No disrespect to the 2011 PGA Champion, but the thunderous tee balls and towering irons are a surprise when you consider Keegan Bradley's gangly frame. He's a reminder that the mind is mightier than the muscle. By swinging the club with the same abandon that he laced ski turns as a boy racer in icy Vermont, Keegan has found grace on the edge. "He has that certain recklessness necessary for a great swing," says his coach, Jim McLean. "He's totally fearless, and it's a joy to watch." Though Bradley frequents the gym, he's more in tune with what sits on his shoulders. One of his most enduring swing thoughts came from a hypnosis session with his golf team at St. John's University. "I focus on my facial muscles. When you can get your mouth to relax, your whole body relaxes," Bradley says.

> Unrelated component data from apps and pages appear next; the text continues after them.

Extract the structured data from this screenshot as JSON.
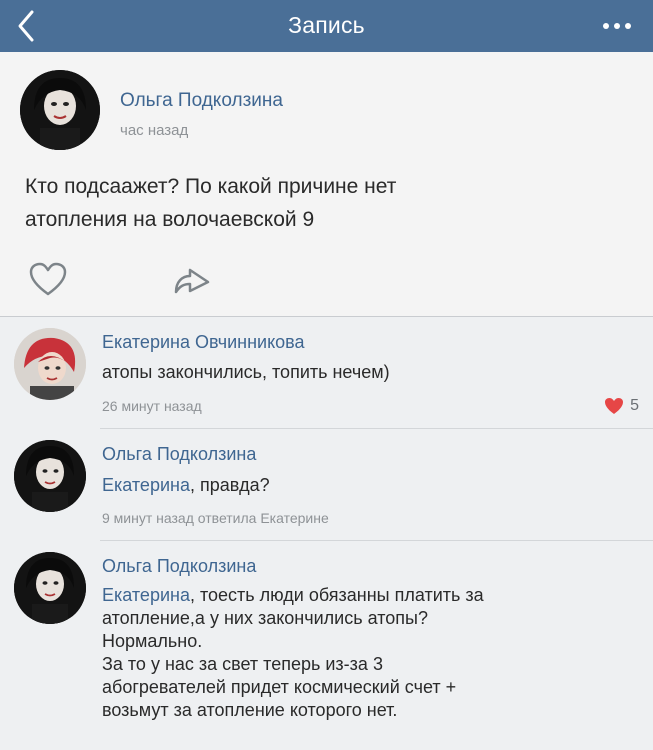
{
  "header": {
    "title": "Запись",
    "back_icon": "chevron-left-icon",
    "menu_icon": "more-horizontal-icon",
    "bar_color": "#4a6f97"
  },
  "post": {
    "author": "Ольга Подколзина",
    "time": "час назад",
    "text_line1": "Кто подсаажет? По какой причине нет",
    "text_line2": "атопления на волочаевской 9",
    "like_icon": "heart-outline-icon",
    "share_icon": "share-icon"
  },
  "comments": [
    {
      "author": "Екатерина Овчинникова",
      "text": "атопы закончились, топить нечем)",
      "time": "26 минут назад",
      "likes": "5",
      "like_color": "#e64646"
    },
    {
      "author": "Ольга Подколзина",
      "mention": "Екатерина",
      "text": ", правда?",
      "time": "9 минут назад ответила Екатерине"
    },
    {
      "author": "Ольга Подколзина",
      "mention": "Екатерина",
      "line1": ", тоесть люди обязанны платить за",
      "line2": "атопление,а у них закончились атопы?",
      "line3": "Нормально.",
      "line4": "За то у нас за свет теперь из-за 3",
      "line5": "абогревателей придет космический счет +",
      "line6": "возьмут за атопление которого нет."
    }
  ]
}
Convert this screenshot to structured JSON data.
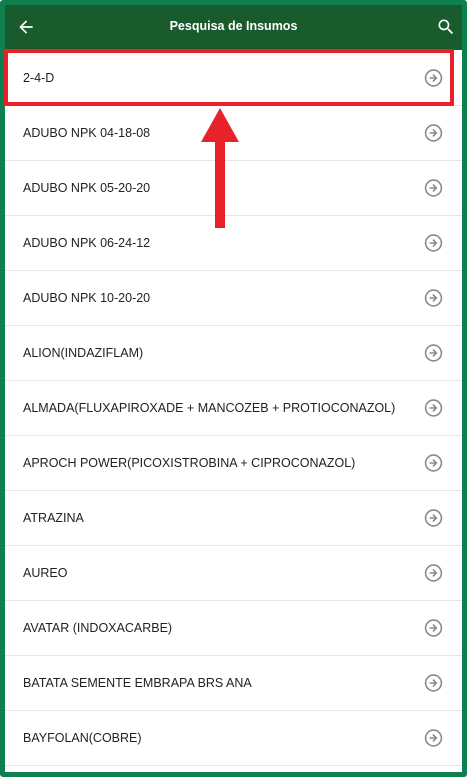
{
  "header": {
    "title": "Pesquisa de Insumos",
    "back_icon": "arrow-left-icon",
    "search_icon": "search-icon"
  },
  "items": [
    {
      "label": "2-4-D"
    },
    {
      "label": "ADUBO NPK 04-18-08"
    },
    {
      "label": "ADUBO NPK 05-20-20"
    },
    {
      "label": "ADUBO NPK 06-24-12"
    },
    {
      "label": "ADUBO NPK 10-20-20"
    },
    {
      "label": "ALION(INDAZIFLAM)"
    },
    {
      "label": "ALMADA(FLUXAPIROXADE + MANCOZEB + PROTIOCONAZOL)"
    },
    {
      "label": "APROCH POWER(PICOXISTROBINA + CIPROCONAZOL)"
    },
    {
      "label": "ATRAZINA"
    },
    {
      "label": "AUREO"
    },
    {
      "label": "AVATAR (INDOXACARBE)"
    },
    {
      "label": "BATATA SEMENTE  EMBRAPA BRS ANA"
    },
    {
      "label": "BAYFOLAN(COBRE)"
    }
  ],
  "colors": {
    "appbar": "#1a5b2d",
    "frame": "#0e7f4e",
    "annotation": "#e8222b",
    "chevron_icon": "#8a8a8a"
  }
}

And then he swings as hard as he can.
Keegan's skiing background definitely helped him progress faster, says Jim McLean, who started working with Bradley in 2009, a season when he played more Hooters Tour events than Nationwide.

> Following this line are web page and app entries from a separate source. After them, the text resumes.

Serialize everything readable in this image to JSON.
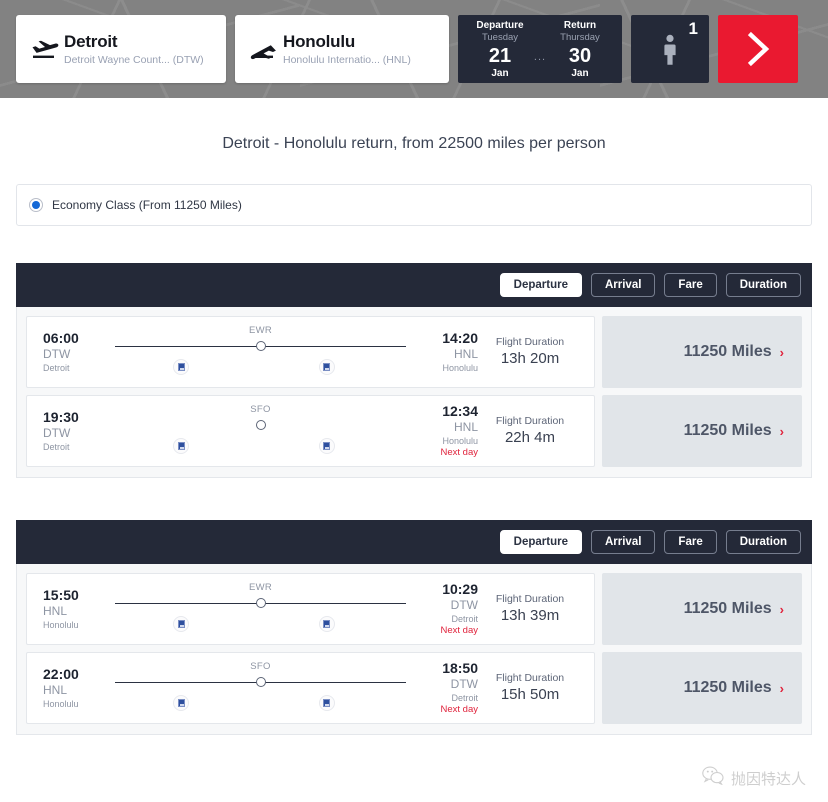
{
  "search_bar": {
    "origin": {
      "city": "Detroit",
      "airport": "Detroit Wayne Count... (DTW)",
      "icon": "plane-departure-icon"
    },
    "destination": {
      "city": "Honolulu",
      "airport": "Honolulu Internatio... (HNL)",
      "icon": "plane-arrival-icon"
    },
    "dates": {
      "departure_label": "Departure",
      "departure_weekday": "Tuesday",
      "departure_day": "21",
      "departure_month": "Jan",
      "separator": "...",
      "return_label": "Return",
      "return_weekday": "Thursday",
      "return_day": "30",
      "return_month": "Jan"
    },
    "passengers": {
      "count": "1",
      "icon": "person-icon"
    },
    "submit": {
      "icon": "chevron-right-icon",
      "color": "#ea1930"
    }
  },
  "page_title": "Detroit - Honolulu return, from 22500 miles per person",
  "cabin": {
    "label": "Economy Class (From 11250 Miles)",
    "selected": true,
    "accent_color": "#1669d6"
  },
  "sort_tabs": [
    {
      "label": "Departure",
      "active": true
    },
    {
      "label": "Arrival",
      "active": false
    },
    {
      "label": "Fare",
      "active": false
    },
    {
      "label": "Duration",
      "active": false
    }
  ],
  "outbound": {
    "flights": [
      {
        "depart_time": "06:00",
        "depart_code": "DTW",
        "depart_city": "Detroit",
        "arrive_time": "14:20",
        "arrive_code": "HNL",
        "arrive_city": "Honolulu",
        "arrive_next_day": "",
        "stop": "EWR",
        "has_line": true,
        "duration_label": "Flight Duration",
        "duration": "13h 20m",
        "fare": "11250 Miles",
        "fare_chevron": "›"
      },
      {
        "depart_time": "19:30",
        "depart_code": "DTW",
        "depart_city": "Detroit",
        "arrive_time": "12:34",
        "arrive_code": "HNL",
        "arrive_city": "Honolulu",
        "arrive_next_day": "Next day",
        "stop": "SFO",
        "has_line": false,
        "duration_label": "Flight Duration",
        "duration": "22h 4m",
        "fare": "11250 Miles",
        "fare_chevron": "›"
      }
    ]
  },
  "inbound": {
    "flights": [
      {
        "depart_time": "15:50",
        "depart_code": "HNL",
        "depart_city": "Honolulu",
        "arrive_time": "10:29",
        "arrive_code": "DTW",
        "arrive_city": "Detroit",
        "arrive_next_day": "Next day",
        "stop": "EWR",
        "has_line": true,
        "duration_label": "Flight Duration",
        "duration": "13h 39m",
        "fare": "11250 Miles",
        "fare_chevron": "›"
      },
      {
        "depart_time": "22:00",
        "depart_code": "HNL",
        "depart_city": "Honolulu",
        "arrive_time": "18:50",
        "arrive_code": "DTW",
        "arrive_city": "Detroit",
        "arrive_next_day": "Next day",
        "stop": "SFO",
        "has_line": true,
        "duration_label": "Flight Duration",
        "duration": "15h 50m",
        "fare": "11250 Miles",
        "fare_chevron": "›"
      }
    ]
  },
  "watermark": {
    "text": "抛因特达人",
    "icon": "wechat-icon"
  }
}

"He has this innate sense of how to be alive on his feet," McLean says. "Even when we were incorporating new changes, he never stopped swinging like he was popping out of a starting gate."
As if most mini-tour players aren't already maddened by the notion that a few small adjustments is all that separates them from major stardom, the changes McLean suggested to Keegan weren't drastic. "The main thing was getting his hips to line up underneath his shoulders at the top, or what's called stacking the right side," McLean says. "Keegan's upper body had a tendency to lean away from the target too much as he drew the club back."
Curbing this sway would help with consistency, but McLean didn't want to tamper with his student's aggressive athleticism. "Keegan's head shifts three or four inches to the right in his backswing, but that's OK. If you're really going to hit the ball far, it's a mistake to try to keep your head in one place," McLean says. "What matters is that the body stays coiled.
"Keegan's transition from backswing to downswing is absolutely perfect, the way his legs go forward as the club is still going back. Amateurs usually start the downswing with everything together, or their upper body going first."
In the unrestrained transition, the discerning eye can see the boy racing gates, skiing edge to edge.
-- Max Adler